START RECORDS TO USE

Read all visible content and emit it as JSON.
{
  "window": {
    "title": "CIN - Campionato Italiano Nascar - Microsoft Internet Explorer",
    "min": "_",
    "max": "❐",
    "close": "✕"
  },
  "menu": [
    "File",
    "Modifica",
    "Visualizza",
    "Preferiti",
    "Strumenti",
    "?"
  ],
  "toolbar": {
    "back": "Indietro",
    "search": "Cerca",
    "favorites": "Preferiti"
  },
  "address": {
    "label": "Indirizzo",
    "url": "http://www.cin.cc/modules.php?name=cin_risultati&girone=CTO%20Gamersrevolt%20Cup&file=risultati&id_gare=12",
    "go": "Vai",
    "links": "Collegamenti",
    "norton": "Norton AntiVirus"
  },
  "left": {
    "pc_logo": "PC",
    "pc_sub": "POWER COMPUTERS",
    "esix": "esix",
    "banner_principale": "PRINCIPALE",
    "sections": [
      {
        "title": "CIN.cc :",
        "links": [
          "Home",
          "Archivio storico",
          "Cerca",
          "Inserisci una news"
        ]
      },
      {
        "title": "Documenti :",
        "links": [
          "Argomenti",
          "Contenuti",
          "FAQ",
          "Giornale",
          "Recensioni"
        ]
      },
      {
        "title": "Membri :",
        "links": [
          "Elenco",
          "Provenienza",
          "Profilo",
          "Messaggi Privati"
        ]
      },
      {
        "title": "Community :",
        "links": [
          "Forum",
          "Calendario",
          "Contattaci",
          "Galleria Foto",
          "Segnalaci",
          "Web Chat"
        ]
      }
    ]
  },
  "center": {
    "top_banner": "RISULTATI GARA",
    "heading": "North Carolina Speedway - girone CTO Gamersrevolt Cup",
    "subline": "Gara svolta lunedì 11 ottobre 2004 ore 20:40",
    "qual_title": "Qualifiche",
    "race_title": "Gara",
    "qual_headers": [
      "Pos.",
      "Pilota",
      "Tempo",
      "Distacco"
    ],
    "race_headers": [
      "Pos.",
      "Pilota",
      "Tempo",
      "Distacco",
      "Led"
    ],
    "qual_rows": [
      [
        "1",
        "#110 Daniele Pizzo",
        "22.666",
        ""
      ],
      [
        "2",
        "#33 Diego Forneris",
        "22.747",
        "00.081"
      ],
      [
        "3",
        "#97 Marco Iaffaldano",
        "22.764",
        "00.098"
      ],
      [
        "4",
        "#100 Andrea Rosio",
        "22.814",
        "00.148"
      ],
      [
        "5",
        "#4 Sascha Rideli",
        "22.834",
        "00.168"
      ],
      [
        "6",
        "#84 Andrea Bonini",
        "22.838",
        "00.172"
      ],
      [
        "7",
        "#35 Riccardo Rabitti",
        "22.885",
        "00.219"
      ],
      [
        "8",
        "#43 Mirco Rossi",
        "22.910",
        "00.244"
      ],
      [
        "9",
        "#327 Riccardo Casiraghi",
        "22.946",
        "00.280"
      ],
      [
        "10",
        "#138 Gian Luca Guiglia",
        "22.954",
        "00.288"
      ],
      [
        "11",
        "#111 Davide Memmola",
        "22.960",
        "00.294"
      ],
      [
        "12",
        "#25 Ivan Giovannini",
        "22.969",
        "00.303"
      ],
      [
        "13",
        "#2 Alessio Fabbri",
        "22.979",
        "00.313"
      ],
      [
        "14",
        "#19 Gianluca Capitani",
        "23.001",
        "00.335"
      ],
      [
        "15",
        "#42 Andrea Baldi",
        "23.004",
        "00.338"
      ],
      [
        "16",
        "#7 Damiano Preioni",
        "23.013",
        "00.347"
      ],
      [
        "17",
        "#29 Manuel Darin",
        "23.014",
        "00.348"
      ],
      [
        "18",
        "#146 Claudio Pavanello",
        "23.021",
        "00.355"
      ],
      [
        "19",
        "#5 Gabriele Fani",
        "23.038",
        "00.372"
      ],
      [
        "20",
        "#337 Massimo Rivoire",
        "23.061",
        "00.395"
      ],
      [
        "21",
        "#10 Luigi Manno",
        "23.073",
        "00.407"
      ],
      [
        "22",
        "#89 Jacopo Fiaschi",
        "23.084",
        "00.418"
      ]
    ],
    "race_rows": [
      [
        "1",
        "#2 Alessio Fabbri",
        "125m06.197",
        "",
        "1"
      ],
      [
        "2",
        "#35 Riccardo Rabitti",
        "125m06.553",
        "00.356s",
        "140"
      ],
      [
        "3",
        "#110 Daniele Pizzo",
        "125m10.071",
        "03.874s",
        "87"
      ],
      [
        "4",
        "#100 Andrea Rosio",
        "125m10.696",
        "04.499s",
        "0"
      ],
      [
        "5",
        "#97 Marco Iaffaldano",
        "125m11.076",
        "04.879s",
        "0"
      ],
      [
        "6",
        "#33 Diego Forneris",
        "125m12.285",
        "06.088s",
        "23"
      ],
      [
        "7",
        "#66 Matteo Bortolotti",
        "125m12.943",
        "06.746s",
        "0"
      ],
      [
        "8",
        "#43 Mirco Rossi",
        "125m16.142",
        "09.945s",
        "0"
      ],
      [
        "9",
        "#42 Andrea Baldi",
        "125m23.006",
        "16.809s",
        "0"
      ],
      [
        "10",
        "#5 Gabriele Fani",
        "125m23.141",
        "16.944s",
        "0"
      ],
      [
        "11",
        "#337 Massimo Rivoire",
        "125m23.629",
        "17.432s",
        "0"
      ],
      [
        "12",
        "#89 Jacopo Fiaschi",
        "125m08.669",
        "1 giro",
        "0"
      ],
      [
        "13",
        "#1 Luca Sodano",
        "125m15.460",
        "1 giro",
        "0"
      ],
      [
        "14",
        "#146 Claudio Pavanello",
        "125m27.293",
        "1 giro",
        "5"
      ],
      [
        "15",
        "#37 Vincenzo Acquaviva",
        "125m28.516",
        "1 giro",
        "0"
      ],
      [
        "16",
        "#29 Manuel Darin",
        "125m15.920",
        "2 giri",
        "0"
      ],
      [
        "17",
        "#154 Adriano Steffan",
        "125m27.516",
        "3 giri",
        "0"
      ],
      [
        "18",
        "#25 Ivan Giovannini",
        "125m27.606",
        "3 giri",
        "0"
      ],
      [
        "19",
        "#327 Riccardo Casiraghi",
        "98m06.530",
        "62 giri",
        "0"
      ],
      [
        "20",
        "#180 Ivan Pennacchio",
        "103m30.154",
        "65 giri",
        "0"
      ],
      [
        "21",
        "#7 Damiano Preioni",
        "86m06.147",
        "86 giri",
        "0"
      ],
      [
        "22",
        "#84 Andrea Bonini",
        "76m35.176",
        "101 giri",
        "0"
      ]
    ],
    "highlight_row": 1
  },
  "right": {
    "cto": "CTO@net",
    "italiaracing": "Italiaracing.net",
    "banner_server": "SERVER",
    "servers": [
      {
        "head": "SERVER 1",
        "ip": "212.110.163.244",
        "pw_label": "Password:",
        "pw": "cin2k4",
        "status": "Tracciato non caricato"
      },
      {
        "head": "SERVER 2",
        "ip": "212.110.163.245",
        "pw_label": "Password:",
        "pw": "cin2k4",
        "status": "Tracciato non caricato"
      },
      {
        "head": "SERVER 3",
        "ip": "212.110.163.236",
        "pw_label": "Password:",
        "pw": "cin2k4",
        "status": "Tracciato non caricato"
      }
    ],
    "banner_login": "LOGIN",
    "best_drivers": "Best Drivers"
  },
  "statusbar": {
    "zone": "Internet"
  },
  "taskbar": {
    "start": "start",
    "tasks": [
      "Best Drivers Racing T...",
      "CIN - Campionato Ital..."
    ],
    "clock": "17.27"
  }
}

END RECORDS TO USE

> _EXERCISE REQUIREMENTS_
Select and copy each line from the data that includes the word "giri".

> _ANSWER SECTION_
        "2 giri",
        "3 giri",
        "3 giri",
        "62 giri",
        "65 giri",
        "86 giri",
        "101 giri",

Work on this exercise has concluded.